The girls try different ways to escape and are constantly thrown off by the different personalities that come “into the light” during their stay. The youngest (and most entertaining) personality is Hedwig and is only 9 years old. He warns them that there is someone coming who will hurt them. Etcetera! (That’s a Hedwigism.) At this point, Kevin is getting worse, and we learn that kidnapping these girls is part of a plan hatched by several of the personalities to appease the thing that is to come.
I feel bad saying any more, because you just need to see this movie for yourself. The twist at the end is pretty cool, and the claustrophobic setting intensifies the surprises at the end.
McAvoy is truly brilliant, playing all the mesmerizing characters. Watching the subtle differences when he goes from one personality to the next shows what a versatile actor he really is. We watch as the personalities come out to fight for survival — sometimes cute and funny (the adorable Hedwig), sometimes super creepy and strong (Dennis and Patricia), and sometimes just really likable (Barry) — before we quickly move on to the dark and terrifying Beast.
Two of the girls are just there for filler (sorry), but Anya Taylor-Joy is fantastic as the abused and strange teen that doesn’t fit in with the other two. She is a perfect choice for this movie’s final girl. And, after seeing the flash backs of her childhood, we can’t help but root for her survival!
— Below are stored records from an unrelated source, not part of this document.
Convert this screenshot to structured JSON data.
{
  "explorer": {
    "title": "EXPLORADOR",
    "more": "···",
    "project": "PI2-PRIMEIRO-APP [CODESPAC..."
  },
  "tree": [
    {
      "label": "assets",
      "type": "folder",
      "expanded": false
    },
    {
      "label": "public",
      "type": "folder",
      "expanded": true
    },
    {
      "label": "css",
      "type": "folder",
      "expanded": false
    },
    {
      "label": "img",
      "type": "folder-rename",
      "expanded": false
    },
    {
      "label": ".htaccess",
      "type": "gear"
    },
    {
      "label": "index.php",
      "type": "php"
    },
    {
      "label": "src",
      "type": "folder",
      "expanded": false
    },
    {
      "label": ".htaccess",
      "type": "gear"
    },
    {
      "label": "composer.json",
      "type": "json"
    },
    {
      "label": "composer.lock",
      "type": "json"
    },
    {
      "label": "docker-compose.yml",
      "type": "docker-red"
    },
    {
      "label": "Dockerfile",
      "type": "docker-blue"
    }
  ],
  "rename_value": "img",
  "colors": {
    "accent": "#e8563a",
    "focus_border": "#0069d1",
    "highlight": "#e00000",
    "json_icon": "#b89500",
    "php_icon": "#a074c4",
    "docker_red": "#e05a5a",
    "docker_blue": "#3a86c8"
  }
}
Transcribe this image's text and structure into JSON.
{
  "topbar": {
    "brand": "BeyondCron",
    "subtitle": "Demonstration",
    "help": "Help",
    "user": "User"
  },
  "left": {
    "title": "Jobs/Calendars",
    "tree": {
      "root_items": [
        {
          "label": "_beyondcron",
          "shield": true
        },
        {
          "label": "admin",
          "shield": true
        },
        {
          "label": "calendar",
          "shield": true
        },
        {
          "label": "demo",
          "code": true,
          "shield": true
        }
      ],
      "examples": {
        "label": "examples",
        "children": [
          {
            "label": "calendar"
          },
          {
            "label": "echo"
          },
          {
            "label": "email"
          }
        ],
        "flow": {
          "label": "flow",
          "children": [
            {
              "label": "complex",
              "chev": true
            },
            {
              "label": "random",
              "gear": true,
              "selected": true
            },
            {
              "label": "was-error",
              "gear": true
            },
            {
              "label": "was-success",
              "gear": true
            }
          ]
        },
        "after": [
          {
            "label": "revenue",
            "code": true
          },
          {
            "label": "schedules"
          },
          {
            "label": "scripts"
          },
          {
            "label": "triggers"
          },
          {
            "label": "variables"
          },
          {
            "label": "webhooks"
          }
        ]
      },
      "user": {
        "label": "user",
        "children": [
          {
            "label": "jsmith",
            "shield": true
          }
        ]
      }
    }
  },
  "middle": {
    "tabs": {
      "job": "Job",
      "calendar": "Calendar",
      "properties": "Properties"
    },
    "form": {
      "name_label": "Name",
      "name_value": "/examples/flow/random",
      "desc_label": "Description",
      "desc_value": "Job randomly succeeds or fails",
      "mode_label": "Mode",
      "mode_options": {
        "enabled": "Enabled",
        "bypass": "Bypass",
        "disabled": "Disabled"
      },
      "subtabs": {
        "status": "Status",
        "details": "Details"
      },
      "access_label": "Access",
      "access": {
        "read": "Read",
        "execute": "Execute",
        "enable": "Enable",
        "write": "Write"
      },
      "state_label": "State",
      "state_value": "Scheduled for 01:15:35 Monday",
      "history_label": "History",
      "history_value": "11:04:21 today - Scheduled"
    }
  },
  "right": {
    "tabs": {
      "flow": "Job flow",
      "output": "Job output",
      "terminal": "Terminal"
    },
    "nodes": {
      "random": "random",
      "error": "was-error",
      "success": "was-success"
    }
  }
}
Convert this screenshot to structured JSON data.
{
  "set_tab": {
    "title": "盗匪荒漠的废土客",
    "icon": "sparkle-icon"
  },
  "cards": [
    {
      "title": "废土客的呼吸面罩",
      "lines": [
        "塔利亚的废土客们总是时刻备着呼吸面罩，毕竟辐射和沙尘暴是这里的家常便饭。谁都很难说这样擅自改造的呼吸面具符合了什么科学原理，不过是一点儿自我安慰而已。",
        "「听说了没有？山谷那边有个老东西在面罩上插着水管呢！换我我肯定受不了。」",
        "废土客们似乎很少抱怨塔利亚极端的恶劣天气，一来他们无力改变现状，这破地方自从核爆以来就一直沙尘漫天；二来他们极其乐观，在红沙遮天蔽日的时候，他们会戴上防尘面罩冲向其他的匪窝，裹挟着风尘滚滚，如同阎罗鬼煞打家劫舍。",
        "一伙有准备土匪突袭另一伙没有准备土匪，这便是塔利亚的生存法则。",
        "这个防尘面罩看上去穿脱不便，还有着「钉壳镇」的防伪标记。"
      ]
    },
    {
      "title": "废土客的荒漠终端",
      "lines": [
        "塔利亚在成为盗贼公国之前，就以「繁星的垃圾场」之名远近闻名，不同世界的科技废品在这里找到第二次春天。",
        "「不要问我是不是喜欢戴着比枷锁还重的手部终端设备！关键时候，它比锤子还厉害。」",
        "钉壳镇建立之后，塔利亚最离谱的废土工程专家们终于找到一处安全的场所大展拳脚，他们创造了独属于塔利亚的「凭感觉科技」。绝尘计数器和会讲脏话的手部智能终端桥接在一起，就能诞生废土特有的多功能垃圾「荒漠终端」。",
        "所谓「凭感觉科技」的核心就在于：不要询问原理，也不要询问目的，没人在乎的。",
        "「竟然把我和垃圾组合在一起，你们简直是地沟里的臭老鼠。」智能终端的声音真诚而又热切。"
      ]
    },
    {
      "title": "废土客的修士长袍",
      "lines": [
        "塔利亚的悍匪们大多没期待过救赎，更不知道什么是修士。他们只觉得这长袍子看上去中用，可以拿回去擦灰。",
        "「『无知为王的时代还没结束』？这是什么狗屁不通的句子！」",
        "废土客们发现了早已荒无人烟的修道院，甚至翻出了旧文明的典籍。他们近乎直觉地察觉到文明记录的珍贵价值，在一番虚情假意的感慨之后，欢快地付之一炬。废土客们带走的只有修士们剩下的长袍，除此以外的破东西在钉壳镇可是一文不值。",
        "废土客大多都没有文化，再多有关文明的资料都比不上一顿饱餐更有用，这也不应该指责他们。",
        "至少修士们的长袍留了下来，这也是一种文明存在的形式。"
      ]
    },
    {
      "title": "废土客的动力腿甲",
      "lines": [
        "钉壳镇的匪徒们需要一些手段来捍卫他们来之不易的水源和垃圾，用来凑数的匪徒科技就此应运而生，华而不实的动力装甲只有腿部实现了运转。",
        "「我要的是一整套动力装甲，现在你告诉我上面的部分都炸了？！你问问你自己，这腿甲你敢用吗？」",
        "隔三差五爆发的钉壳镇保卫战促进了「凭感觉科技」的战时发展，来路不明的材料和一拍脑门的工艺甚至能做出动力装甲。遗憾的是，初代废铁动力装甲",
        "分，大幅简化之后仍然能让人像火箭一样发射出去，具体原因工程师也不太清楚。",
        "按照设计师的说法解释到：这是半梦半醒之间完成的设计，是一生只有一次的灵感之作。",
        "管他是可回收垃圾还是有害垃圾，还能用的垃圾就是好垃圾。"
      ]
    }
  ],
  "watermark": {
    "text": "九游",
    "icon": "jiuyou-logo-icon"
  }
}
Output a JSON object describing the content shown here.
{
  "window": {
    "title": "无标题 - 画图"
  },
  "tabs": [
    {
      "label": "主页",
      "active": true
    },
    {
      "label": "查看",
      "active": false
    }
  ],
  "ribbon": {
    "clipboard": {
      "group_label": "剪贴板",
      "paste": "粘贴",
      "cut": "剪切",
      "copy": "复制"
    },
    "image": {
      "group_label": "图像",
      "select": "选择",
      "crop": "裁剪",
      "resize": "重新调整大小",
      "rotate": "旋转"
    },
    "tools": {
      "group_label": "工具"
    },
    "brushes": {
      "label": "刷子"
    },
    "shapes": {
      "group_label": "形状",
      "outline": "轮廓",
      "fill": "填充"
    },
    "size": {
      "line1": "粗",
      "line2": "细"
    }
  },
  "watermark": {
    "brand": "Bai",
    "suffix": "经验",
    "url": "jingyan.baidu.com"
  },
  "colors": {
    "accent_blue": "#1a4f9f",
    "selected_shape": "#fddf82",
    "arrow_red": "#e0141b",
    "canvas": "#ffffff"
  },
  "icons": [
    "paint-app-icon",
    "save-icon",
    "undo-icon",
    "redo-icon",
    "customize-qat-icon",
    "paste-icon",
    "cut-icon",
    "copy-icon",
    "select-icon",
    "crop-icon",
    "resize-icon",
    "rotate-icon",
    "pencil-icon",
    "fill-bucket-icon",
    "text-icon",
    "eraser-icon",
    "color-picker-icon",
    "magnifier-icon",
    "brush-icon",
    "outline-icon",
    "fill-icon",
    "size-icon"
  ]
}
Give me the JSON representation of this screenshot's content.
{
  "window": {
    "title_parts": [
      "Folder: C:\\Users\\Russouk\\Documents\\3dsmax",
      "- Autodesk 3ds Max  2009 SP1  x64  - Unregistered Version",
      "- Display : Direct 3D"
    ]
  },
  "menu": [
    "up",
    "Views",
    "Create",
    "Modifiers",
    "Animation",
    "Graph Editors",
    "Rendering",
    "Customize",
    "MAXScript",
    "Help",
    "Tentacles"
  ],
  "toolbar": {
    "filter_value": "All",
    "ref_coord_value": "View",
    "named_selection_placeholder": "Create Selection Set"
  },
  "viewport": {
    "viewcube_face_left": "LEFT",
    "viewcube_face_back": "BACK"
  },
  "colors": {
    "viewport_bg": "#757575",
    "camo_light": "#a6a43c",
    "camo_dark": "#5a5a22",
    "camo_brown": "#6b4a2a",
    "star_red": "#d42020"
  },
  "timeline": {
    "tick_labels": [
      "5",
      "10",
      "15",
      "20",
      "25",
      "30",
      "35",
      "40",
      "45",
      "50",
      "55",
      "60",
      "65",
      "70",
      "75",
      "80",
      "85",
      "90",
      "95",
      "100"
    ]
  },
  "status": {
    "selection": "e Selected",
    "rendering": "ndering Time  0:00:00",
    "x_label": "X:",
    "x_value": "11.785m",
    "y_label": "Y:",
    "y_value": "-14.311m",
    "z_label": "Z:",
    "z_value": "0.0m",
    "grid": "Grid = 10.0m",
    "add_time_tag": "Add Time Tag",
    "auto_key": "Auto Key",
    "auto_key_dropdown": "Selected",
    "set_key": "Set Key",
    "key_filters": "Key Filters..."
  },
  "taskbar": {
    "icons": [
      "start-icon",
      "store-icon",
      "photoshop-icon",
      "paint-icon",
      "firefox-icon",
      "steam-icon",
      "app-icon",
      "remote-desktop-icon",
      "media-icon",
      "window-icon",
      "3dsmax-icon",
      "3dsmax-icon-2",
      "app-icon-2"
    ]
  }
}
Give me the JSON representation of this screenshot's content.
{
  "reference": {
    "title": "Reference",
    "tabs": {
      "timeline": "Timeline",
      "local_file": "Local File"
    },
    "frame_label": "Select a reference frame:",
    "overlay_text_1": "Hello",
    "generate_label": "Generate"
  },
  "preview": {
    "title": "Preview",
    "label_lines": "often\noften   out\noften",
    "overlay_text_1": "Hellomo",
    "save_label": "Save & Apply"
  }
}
My only complaint was the odd little scene at the end, which only really works if you’re familiar with one of M. Night’s early movies Unbreakable. I can’t say too much here. But, after you see it, if you find yourself confused as I was, click here to see Shyamalan’s own explanation of the ending.
So, I am a serious fan of Split, the best horror film I’ve seen so far this year (ok, so it’s only January).
I have run hot and cold with M. Night Shyamalan films, and this is my favorite after ‘The Sixth Sense’. The movie kept my attention from beginning to end. Even without the blood I am used to in most horror films, I was kept scared and on the edge of my seat throughout. I loved the use of dark humor to break up some of the scenes. It worked in ‘The Visit’, and it worked here too. I also loved finding out the connection at the end that Kevin and Casey have.
I suggest you go out and see Split as soon as you can so it doesn’t get spoiled for you. Enjoy, etcetera!